(Entries from a dataset of interfaces)
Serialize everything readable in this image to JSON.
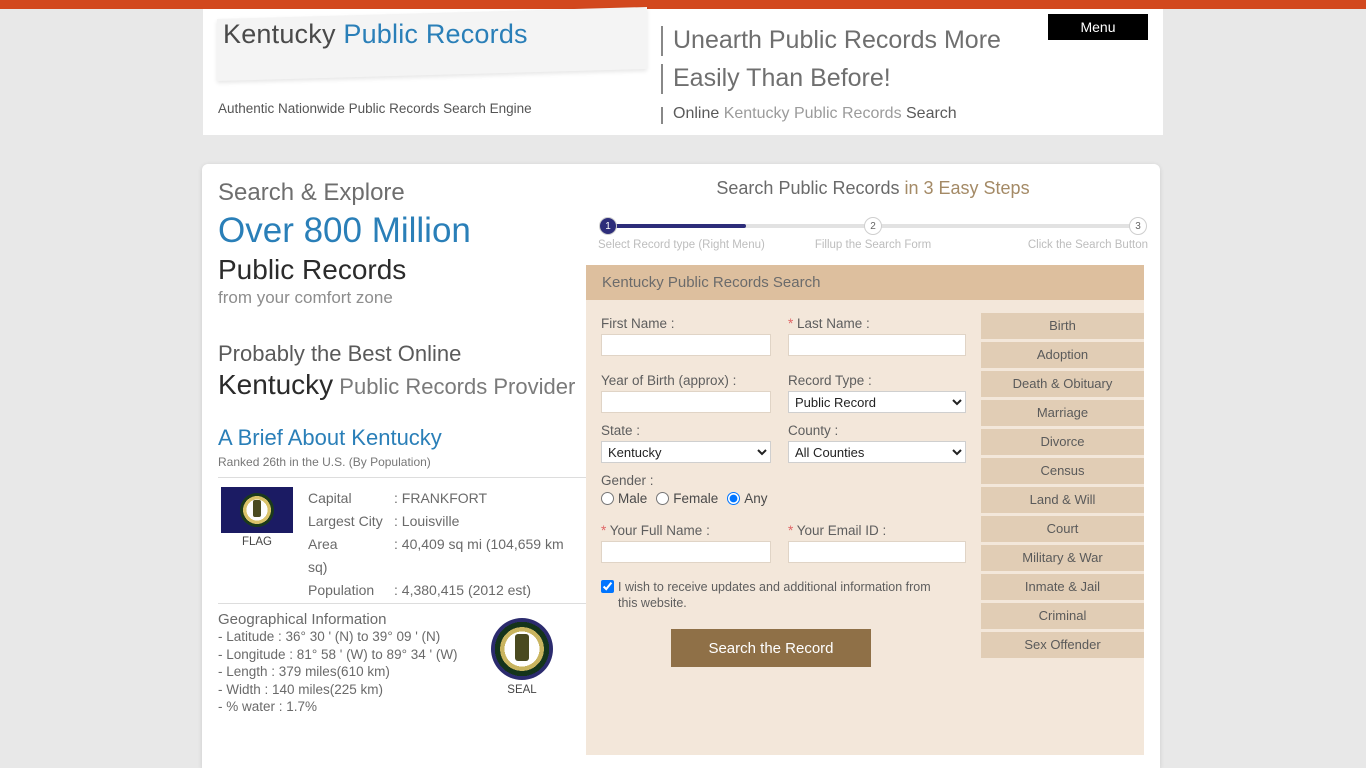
{
  "header": {
    "logo_prefix": "Kentucky ",
    "logo_suffix": "Public Records",
    "tagline": "Authentic Nationwide Public Records Search Engine",
    "hero_line1": "Unearth Public Records More",
    "hero_line2": "Easily Than Before!",
    "hero_sub_a": "Online ",
    "hero_sub_b": "Kentucky Public Records",
    "hero_sub_c": " Search",
    "menu_label": "Menu"
  },
  "left": {
    "search_explore": "Search & Explore",
    "over_million": "Over 800 Million",
    "public_records": "Public Records",
    "comfort_zone": "from your comfort zone",
    "probably_best": "Probably the Best Online",
    "ky_strong": "Kentucky",
    "ky_rest": " Public Records Provider",
    "brief_title": "A Brief About Kentucky",
    "rank": "Ranked 26th in the U.S. (By Population)",
    "flag_caption": "FLAG",
    "seal_caption": "SEAL",
    "facts": [
      {
        "key": "Capital",
        "value": ": FRANKFORT"
      },
      {
        "key": "Largest City",
        "value": ": Louisville"
      },
      {
        "key": "Area",
        "value": ": 40,409 sq mi (104,659 km sq)"
      },
      {
        "key": "Population",
        "value": ": 4,380,415 (2012 est)"
      }
    ],
    "geo_title": "Geographical Information",
    "geo_lines": [
      "- Latitude : 36° 30 ' (N) to 39° 09 ' (N)",
      "- Longitude : 81° 58 ' (W) to 89° 34 ' (W)",
      "- Length : 379 miles(610 km)",
      "- Width : 140 miles(225 km)",
      "- % water : 1.7%"
    ]
  },
  "steps": {
    "title_a": "Search Public Records ",
    "title_b": "in 3 Easy Steps",
    "nodes": [
      "1",
      "2",
      "3"
    ],
    "labels": [
      "Select Record type (Right Menu)",
      "Fillup the Search Form",
      "Click the Search Button"
    ],
    "progress_percent": 25
  },
  "form": {
    "heading": "Kentucky Public Records Search",
    "first_name_label": "First Name :",
    "first_name_value": "",
    "last_name_star": "*",
    "last_name_label": " Last Name :",
    "last_name_value": "",
    "yob_label": "Year of Birth (approx) :",
    "yob_value": "",
    "record_type_label": "Record Type :",
    "record_type_value": "Public Record",
    "record_type_options": [
      "Public Record"
    ],
    "state_label": "State :",
    "state_value": "Kentucky",
    "state_options": [
      "Kentucky"
    ],
    "county_label": "County :",
    "county_value": "All Counties",
    "county_options": [
      "All Counties"
    ],
    "gender_label": "Gender :",
    "gender_options": [
      "Male",
      "Female",
      "Any"
    ],
    "gender_selected": "Any",
    "full_name_star": "*",
    "full_name_label": " Your Full Name :",
    "full_name_value": "",
    "email_star": "*",
    "email_label": " Your Email ID :",
    "email_value": "",
    "opt_in_text": "I wish to receive updates and additional information from this website.",
    "opt_in_checked": true,
    "submit_label": "Search the Record"
  },
  "side_menu": {
    "items": [
      "Birth",
      "Adoption",
      "Death & Obituary",
      "Marriage",
      "Divorce",
      "Census",
      "Land & Will",
      "Court",
      "Military & War",
      "Inmate & Jail",
      "Criminal",
      "Sex Offender"
    ]
  },
  "colors": {
    "topbar": "#d2481e",
    "accent_blue": "#2a7fb8",
    "form_header": "#ddbf9e",
    "form_body": "#f3e7da",
    "menu_item": "#e1cdb5",
    "submit": "#8f7047",
    "progress": "#2d2d7a"
  }
}
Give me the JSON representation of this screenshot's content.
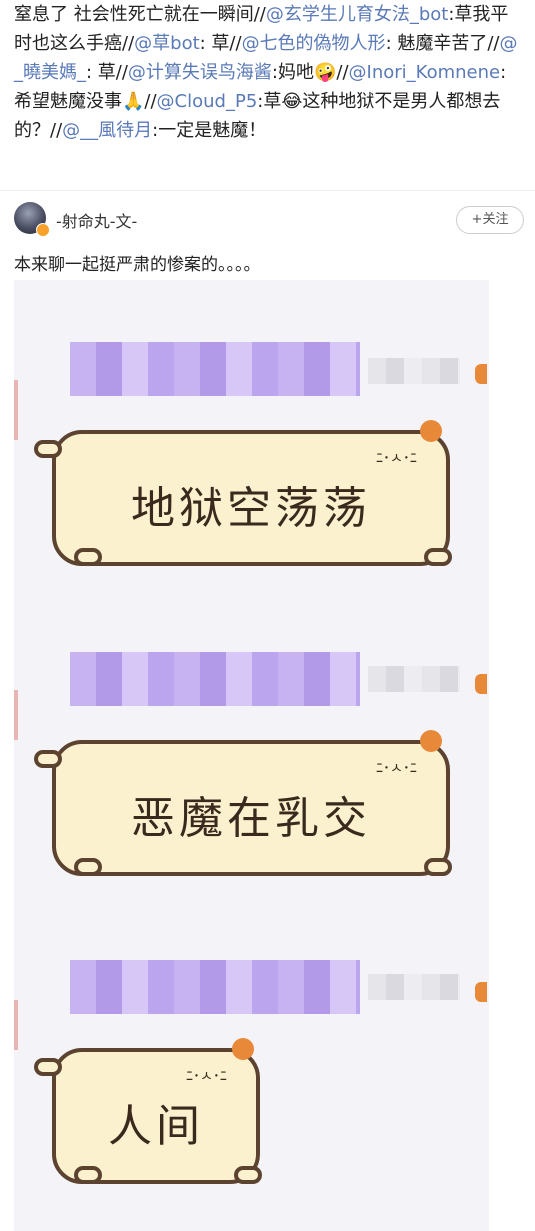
{
  "repost_text_segments": [
    {
      "text": "窒息了 社会性死亡就在一瞬间//",
      "link": false
    },
    {
      "text": "@玄学生儿育女法_bot",
      "link": true
    },
    {
      "text": ":草我平时也这么手癌//",
      "link": false
    },
    {
      "text": "@草bot",
      "link": true
    },
    {
      "text": ": 草//",
      "link": false
    },
    {
      "text": "@七色的偽物人形",
      "link": true
    },
    {
      "text": ": 魅魔辛苦了//",
      "link": false
    },
    {
      "text": "@_曉美媽_",
      "link": true
    },
    {
      "text": ": 草//",
      "link": false
    },
    {
      "text": "@计算失误鸟海酱",
      "link": true
    },
    {
      "text": ":妈吔🤪//",
      "link": false
    },
    {
      "text": "@Inori_Komnene",
      "link": true
    },
    {
      "text": ": 希望魅魔没事🙏//",
      "link": false
    },
    {
      "text": "@Cloud_P5",
      "link": true
    },
    {
      "text": ":草😂这种地狱不是男人都想去的？//",
      "link": false
    },
    {
      "text": "@__風待月",
      "link": true
    },
    {
      "text": ":一定是魅魔！",
      "link": false
    }
  ],
  "author": {
    "name": "-射命丸-文-",
    "follow_label": "+关注"
  },
  "post_text": "本来聊一起挺严肃的惨案的。。。。",
  "bubbles": [
    {
      "text": "地狱空荡荡"
    },
    {
      "text": "恶魔在乳交"
    },
    {
      "text": "人间"
    }
  ],
  "icons": {
    "avatar": "user-avatar",
    "badge": "verified-badge",
    "cat": "cat-sticker-icon"
  },
  "colors": {
    "link": "#5a7ab8",
    "bubble_fill": "#fcf1cf",
    "bubble_border": "#5b4330",
    "cat_orange": "#e8893a",
    "pixel_purple": "#c7b2f2"
  }
}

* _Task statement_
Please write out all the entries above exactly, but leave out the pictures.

* _Task answer_
Serialize everything readable in this image to JSON.
{
  "header": {
    "logo_prefix": "Kentucky ",
    "logo_suffix": "Public Records",
    "tagline": "Authentic Nationwide Public Records Search Engine",
    "hero_line1": "Unearth Public Records More",
    "hero_line2": "Easily Than Before!",
    "hero_sub_a": "Online ",
    "hero_sub_b": "Kentucky Public Records",
    "hero_sub_c": " Search",
    "menu_label": "Menu"
  },
  "left": {
    "search_explore": "Search & Explore",
    "over_million": "Over 800 Million",
    "public_records": "Public Records",
    "comfort_zone": "from your comfort zone",
    "probably_best": "Probably the Best Online",
    "ky_strong": "Kentucky",
    "ky_rest": " Public Records Provider",
    "brief_title": "A Brief About Kentucky",
    "rank": "Ranked 26th in the U.S. (By Population)",
    "flag_caption": "FLAG",
    "seal_caption": "SEAL",
    "facts": [
      {
        "key": "Capital",
        "value": ": FRANKFORT"
      },
      {
        "key": "Largest City",
        "value": ": Louisville"
      },
      {
        "key": "Area",
        "value": ": 40,409 sq mi (104,659 km sq)"
      },
      {
        "key": "Population",
        "value": ": 4,380,415 (2012 est)"
      }
    ],
    "geo_title": "Geographical Information",
    "geo_lines": [
      "- Latitude : 36° 30 ' (N) to 39° 09 ' (N)",
      "- Longitude : 81° 58 ' (W) to 89° 34 ' (W)",
      "- Length : 379 miles(610 km)",
      "- Width : 140 miles(225 km)",
      "- % water : 1.7%"
    ]
  },
  "steps": {
    "title_a": "Search Public Records ",
    "title_b": "in 3 Easy Steps",
    "nodes": [
      "1",
      "2",
      "3"
    ],
    "labels": [
      "Select Record type (Right Menu)",
      "Fillup the Search Form",
      "Click the Search Button"
    ],
    "progress_percent": 25
  },
  "form": {
    "heading": "Kentucky Public Records Search",
    "first_name_label": "First Name :",
    "first_name_value": "",
    "last_name_star": "*",
    "last_name_label": " Last Name :",
    "last_name_value": "",
    "yob_label": "Year of Birth (approx) :",
    "yob_value": "",
    "record_type_label": "Record Type :",
    "record_type_value": "Public Record",
    "record_type_options": [
      "Public Record"
    ],
    "state_label": "State :",
    "state_value": "Kentucky",
    "state_options": [
      "Kentucky"
    ],
    "county_label": "County :",
    "county_value": "All Counties",
    "county_options": [
      "All Counties"
    ],
    "gender_label": "Gender :",
    "gender_options": [
      "Male",
      "Female",
      "Any"
    ],
    "gender_selected": "Any",
    "full_name_star": "*",
    "full_name_label": " Your Full Name :",
    "full_name_value": "",
    "email_star": "*",
    "email_label": " Your Email ID :",
    "email_value": "",
    "opt_in_text": "I wish to receive updates and additional information from this website.",
    "opt_in_checked": true,
    "submit_label": "Search the Record"
  },
  "side_menu": {
    "items": [
      "Birth",
      "Adoption",
      "Death & Obituary",
      "Marriage",
      "Divorce",
      "Census",
      "Land & Will",
      "Court",
      "Military & War",
      "Inmate & Jail",
      "Criminal",
      "Sex Offender"
    ]
  },
  "colors": {
    "topbar": "#d2481e",
    "accent_blue": "#2a7fb8",
    "form_header": "#ddbf9e",
    "form_body": "#f3e7da",
    "menu_item": "#e1cdb5",
    "submit": "#8f7047",
    "progress": "#2d2d7a"
  }
}
Give me the JSON representation of this screenshot's content.
{
  "repost_text_segments": [
    {
      "text": "窒息了 社会性死亡就在一瞬间//",
      "link": false
    },
    {
      "text": "@玄学生儿育女法_bot",
      "link": true
    },
    {
      "text": ":草我平时也这么手癌//",
      "link": false
    },
    {
      "text": "@草bot",
      "link": true
    },
    {
      "text": ": 草//",
      "link": false
    },
    {
      "text": "@七色的偽物人形",
      "link": true
    },
    {
      "text": ": 魅魔辛苦了//",
      "link": false
    },
    {
      "text": "@_曉美媽_",
      "link": true
    },
    {
      "text": ": 草//",
      "link": false
    },
    {
      "text": "@计算失误鸟海酱",
      "link": true
    },
    {
      "text": ":妈吔🤪//",
      "link": false
    },
    {
      "text": "@Inori_Komnene",
      "link": true
    },
    {
      "text": ": 希望魅魔没事🙏//",
      "link": false
    },
    {
      "text": "@Cloud_P5",
      "link": true
    },
    {
      "text": ":草😂这种地狱不是男人都想去的？//",
      "link": false
    },
    {
      "text": "@__風待月",
      "link": true
    },
    {
      "text": ":一定是魅魔！",
      "link": false
    }
  ],
  "author": {
    "name": "-射命丸-文-",
    "follow_label": "+关注"
  },
  "post_text": "本来聊一起挺严肃的惨案的。。。。",
  "bubbles": [
    {
      "text": "地狱空荡荡"
    },
    {
      "text": "恶魔在乳交"
    },
    {
      "text": "人间"
    }
  ],
  "icons": {
    "avatar": "user-avatar",
    "badge": "verified-badge",
    "cat": "cat-sticker-icon"
  },
  "colors": {
    "link": "#5a7ab8",
    "bubble_fill": "#fcf1cf",
    "bubble_border": "#5b4330",
    "cat_orange": "#e8893a",
    "pixel_purple": "#c7b2f2"
  }
}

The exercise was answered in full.